**** Available data ****

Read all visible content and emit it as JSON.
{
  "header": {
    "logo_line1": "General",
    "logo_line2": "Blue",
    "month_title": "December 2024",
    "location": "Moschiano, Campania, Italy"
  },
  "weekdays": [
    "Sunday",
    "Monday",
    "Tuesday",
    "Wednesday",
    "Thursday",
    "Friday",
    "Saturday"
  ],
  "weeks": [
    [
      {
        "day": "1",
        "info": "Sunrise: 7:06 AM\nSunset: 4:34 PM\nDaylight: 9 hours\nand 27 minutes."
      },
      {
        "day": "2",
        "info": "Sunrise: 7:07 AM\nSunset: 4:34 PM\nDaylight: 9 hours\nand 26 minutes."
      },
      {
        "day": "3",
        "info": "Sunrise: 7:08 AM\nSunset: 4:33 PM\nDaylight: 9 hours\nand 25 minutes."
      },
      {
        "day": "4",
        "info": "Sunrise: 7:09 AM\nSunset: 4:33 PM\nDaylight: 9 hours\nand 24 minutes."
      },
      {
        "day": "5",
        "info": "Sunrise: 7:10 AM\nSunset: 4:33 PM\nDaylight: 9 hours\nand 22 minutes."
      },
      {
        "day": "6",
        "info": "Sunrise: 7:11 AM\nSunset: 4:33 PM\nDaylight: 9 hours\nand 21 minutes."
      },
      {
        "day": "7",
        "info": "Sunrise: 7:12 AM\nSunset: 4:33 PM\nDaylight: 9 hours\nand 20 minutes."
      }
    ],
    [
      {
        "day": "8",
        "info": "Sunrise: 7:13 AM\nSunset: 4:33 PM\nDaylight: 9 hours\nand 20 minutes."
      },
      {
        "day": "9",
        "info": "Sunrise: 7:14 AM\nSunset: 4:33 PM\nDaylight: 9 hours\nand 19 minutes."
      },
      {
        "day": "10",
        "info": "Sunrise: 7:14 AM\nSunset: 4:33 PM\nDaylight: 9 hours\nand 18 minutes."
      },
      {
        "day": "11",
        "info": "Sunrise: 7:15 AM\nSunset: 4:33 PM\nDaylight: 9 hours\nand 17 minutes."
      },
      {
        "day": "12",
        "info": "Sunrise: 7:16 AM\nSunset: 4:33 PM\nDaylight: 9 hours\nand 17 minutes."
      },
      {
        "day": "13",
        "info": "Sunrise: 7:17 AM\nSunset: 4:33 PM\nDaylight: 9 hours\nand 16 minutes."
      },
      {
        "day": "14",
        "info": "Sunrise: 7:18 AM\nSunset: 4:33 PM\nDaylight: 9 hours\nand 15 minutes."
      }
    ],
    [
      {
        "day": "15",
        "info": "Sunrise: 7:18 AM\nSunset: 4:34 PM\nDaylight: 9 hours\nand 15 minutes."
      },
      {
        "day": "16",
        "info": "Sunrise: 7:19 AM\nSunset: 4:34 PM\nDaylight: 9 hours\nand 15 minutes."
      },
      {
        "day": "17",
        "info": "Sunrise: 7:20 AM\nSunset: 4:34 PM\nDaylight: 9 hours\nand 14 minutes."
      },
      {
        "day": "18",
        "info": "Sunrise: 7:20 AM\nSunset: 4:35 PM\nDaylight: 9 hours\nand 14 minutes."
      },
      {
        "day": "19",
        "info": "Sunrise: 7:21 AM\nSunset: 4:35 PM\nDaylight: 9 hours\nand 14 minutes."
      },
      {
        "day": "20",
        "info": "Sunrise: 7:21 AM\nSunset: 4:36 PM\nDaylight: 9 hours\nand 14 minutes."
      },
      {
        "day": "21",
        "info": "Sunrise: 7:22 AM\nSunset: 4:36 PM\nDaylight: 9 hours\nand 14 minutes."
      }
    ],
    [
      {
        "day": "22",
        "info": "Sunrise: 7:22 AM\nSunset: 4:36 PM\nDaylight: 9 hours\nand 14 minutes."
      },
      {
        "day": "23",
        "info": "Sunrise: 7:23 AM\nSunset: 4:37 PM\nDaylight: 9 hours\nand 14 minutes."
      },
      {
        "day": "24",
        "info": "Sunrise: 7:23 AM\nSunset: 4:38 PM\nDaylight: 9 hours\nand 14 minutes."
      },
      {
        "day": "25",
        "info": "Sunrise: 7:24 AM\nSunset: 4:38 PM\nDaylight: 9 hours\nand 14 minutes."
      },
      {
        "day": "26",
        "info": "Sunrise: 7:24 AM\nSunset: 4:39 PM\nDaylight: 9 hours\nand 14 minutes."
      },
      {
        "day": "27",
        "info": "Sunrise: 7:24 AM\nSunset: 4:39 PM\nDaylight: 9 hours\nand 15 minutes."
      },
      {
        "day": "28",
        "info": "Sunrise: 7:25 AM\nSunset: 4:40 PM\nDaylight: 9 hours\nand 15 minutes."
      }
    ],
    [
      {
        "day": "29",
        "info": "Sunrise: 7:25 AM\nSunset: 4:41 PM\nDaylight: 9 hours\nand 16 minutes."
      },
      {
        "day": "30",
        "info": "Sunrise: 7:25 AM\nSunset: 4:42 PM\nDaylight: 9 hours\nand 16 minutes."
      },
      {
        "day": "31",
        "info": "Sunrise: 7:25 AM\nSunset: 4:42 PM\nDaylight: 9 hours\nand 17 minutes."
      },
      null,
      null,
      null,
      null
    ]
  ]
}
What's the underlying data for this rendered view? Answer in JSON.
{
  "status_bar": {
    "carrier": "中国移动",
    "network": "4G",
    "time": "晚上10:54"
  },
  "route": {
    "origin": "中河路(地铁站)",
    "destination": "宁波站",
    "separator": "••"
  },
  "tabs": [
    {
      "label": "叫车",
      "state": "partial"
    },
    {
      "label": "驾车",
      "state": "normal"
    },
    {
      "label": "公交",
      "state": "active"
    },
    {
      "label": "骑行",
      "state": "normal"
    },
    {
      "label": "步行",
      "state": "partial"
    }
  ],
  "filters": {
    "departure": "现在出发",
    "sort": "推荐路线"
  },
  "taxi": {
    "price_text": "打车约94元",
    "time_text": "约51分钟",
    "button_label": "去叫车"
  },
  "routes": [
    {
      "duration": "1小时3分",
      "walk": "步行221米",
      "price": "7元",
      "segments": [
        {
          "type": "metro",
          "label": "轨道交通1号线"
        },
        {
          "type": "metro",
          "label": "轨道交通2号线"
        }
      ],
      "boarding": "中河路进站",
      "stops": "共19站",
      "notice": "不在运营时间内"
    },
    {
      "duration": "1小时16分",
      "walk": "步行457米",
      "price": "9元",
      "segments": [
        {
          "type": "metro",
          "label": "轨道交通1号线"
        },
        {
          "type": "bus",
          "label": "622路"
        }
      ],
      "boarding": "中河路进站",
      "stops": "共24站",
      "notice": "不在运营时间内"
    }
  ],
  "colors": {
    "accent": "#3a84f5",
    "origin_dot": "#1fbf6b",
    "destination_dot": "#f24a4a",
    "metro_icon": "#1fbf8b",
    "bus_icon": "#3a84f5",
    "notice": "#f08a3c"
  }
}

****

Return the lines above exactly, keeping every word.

Output of the task –
Read all visible content and emit it as JSON.
{
  "header": {
    "logo_line1": "General",
    "logo_line2": "Blue",
    "month_title": "December 2024",
    "location": "Moschiano, Campania, Italy"
  },
  "weekdays": [
    "Sunday",
    "Monday",
    "Tuesday",
    "Wednesday",
    "Thursday",
    "Friday",
    "Saturday"
  ],
  "weeks": [
    [
      {
        "day": "1",
        "info": "Sunrise: 7:06 AM\nSunset: 4:34 PM\nDaylight: 9 hours\nand 27 minutes."
      },
      {
        "day": "2",
        "info": "Sunrise: 7:07 AM\nSunset: 4:34 PM\nDaylight: 9 hours\nand 26 minutes."
      },
      {
        "day": "3",
        "info": "Sunrise: 7:08 AM\nSunset: 4:33 PM\nDaylight: 9 hours\nand 25 minutes."
      },
      {
        "day": "4",
        "info": "Sunrise: 7:09 AM\nSunset: 4:33 PM\nDaylight: 9 hours\nand 24 minutes."
      },
      {
        "day": "5",
        "info": "Sunrise: 7:10 AM\nSunset: 4:33 PM\nDaylight: 9 hours\nand 22 minutes."
      },
      {
        "day": "6",
        "info": "Sunrise: 7:11 AM\nSunset: 4:33 PM\nDaylight: 9 hours\nand 21 minutes."
      },
      {
        "day": "7",
        "info": "Sunrise: 7:12 AM\nSunset: 4:33 PM\nDaylight: 9 hours\nand 20 minutes."
      }
    ],
    [
      {
        "day": "8",
        "info": "Sunrise: 7:13 AM\nSunset: 4:33 PM\nDaylight: 9 hours\nand 20 minutes."
      },
      {
        "day": "9",
        "info": "Sunrise: 7:14 AM\nSunset: 4:33 PM\nDaylight: 9 hours\nand 19 minutes."
      },
      {
        "day": "10",
        "info": "Sunrise: 7:14 AM\nSunset: 4:33 PM\nDaylight: 9 hours\nand 18 minutes."
      },
      {
        "day": "11",
        "info": "Sunrise: 7:15 AM\nSunset: 4:33 PM\nDaylight: 9 hours\nand 17 minutes."
      },
      {
        "day": "12",
        "info": "Sunrise: 7:16 AM\nSunset: 4:33 PM\nDaylight: 9 hours\nand 17 minutes."
      },
      {
        "day": "13",
        "info": "Sunrise: 7:17 AM\nSunset: 4:33 PM\nDaylight: 9 hours\nand 16 minutes."
      },
      {
        "day": "14",
        "info": "Sunrise: 7:18 AM\nSunset: 4:33 PM\nDaylight: 9 hours\nand 15 minutes."
      }
    ],
    [
      {
        "day": "15",
        "info": "Sunrise: 7:18 AM\nSunset: 4:34 PM\nDaylight: 9 hours\nand 15 minutes."
      },
      {
        "day": "16",
        "info": "Sunrise: 7:19 AM\nSunset: 4:34 PM\nDaylight: 9 hours\nand 15 minutes."
      },
      {
        "day": "17",
        "info": "Sunrise: 7:20 AM\nSunset: 4:34 PM\nDaylight: 9 hours\nand 14 minutes."
      },
      {
        "day": "18",
        "info": "Sunrise: 7:20 AM\nSunset: 4:35 PM\nDaylight: 9 hours\nand 14 minutes."
      },
      {
        "day": "19",
        "info": "Sunrise: 7:21 AM\nSunset: 4:35 PM\nDaylight: 9 hours\nand 14 minutes."
      },
      {
        "day": "20",
        "info": "Sunrise: 7:21 AM\nSunset: 4:36 PM\nDaylight: 9 hours\nand 14 minutes."
      },
      {
        "day": "21",
        "info": "Sunrise: 7:22 AM\nSunset: 4:36 PM\nDaylight: 9 hours\nand 14 minutes."
      }
    ],
    [
      {
        "day": "22",
        "info": "Sunrise: 7:22 AM\nSunset: 4:36 PM\nDaylight: 9 hours\nand 14 minutes."
      },
      {
        "day": "23",
        "info": "Sunrise: 7:23 AM\nSunset: 4:37 PM\nDaylight: 9 hours\nand 14 minutes."
      },
      {
        "day": "24",
        "info": "Sunrise: 7:23 AM\nSunset: 4:38 PM\nDaylight: 9 hours\nand 14 minutes."
      },
      {
        "day": "25",
        "info": "Sunrise: 7:24 AM\nSunset: 4:38 PM\nDaylight: 9 hours\nand 14 minutes."
      },
      {
        "day": "26",
        "info": "Sunrise: 7:24 AM\nSunset: 4:39 PM\nDaylight: 9 hours\nand 14 minutes."
      },
      {
        "day": "27",
        "info": "Sunrise: 7:24 AM\nSunset: 4:39 PM\nDaylight: 9 hours\nand 15 minutes."
      },
      {
        "day": "28",
        "info": "Sunrise: 7:25 AM\nSunset: 4:40 PM\nDaylight: 9 hours\nand 15 minutes."
      }
    ],
    [
      {
        "day": "29",
        "info": "Sunrise: 7:25 AM\nSunset: 4:41 PM\nDaylight: 9 hours\nand 16 minutes."
      },
      {
        "day": "30",
        "info": "Sunrise: 7:25 AM\nSunset: 4:42 PM\nDaylight: 9 hours\nand 16 minutes."
      },
      {
        "day": "31",
        "info": "Sunrise: 7:25 AM\nSunset: 4:42 PM\nDaylight: 9 hours\nand 17 minutes."
      },
      null,
      null,
      null,
      null
    ]
  ]
}
What's the underlying data for this rendered view? Answer in JSON.
{
  "status_bar": {
    "carrier": "中国移动",
    "network": "4G",
    "time": "晚上10:54"
  },
  "route": {
    "origin": "中河路(地铁站)",
    "destination": "宁波站",
    "separator": "••"
  },
  "tabs": [
    {
      "label": "叫车",
      "state": "partial"
    },
    {
      "label": "驾车",
      "state": "normal"
    },
    {
      "label": "公交",
      "state": "active"
    },
    {
      "label": "骑行",
      "state": "normal"
    },
    {
      "label": "步行",
      "state": "partial"
    }
  ],
  "filters": {
    "departure": "现在出发",
    "sort": "推荐路线"
  },
  "taxi": {
    "price_text": "打车约94元",
    "time_text": "约51分钟",
    "button_label": "去叫车"
  },
  "routes": [
    {
      "duration": "1小时3分",
      "walk": "步行221米",
      "price": "7元",
      "segments": [
        {
          "type": "metro",
          "label": "轨道交通1号线"
        },
        {
          "type": "metro",
          "label": "轨道交通2号线"
        }
      ],
      "boarding": "中河路进站",
      "stops": "共19站",
      "notice": "不在运营时间内"
    },
    {
      "duration": "1小时16分",
      "walk": "步行457米",
      "price": "9元",
      "segments": [
        {
          "type": "metro",
          "label": "轨道交通1号线"
        },
        {
          "type": "bus",
          "label": "622路"
        }
      ],
      "boarding": "中河路进站",
      "stops": "共24站",
      "notice": "不在运营时间内"
    }
  ],
  "colors": {
    "accent": "#3a84f5",
    "origin_dot": "#1fbf6b",
    "destination_dot": "#f24a4a",
    "metro_icon": "#1fbf8b",
    "bus_icon": "#3a84f5",
    "notice": "#f08a3c"
  }
}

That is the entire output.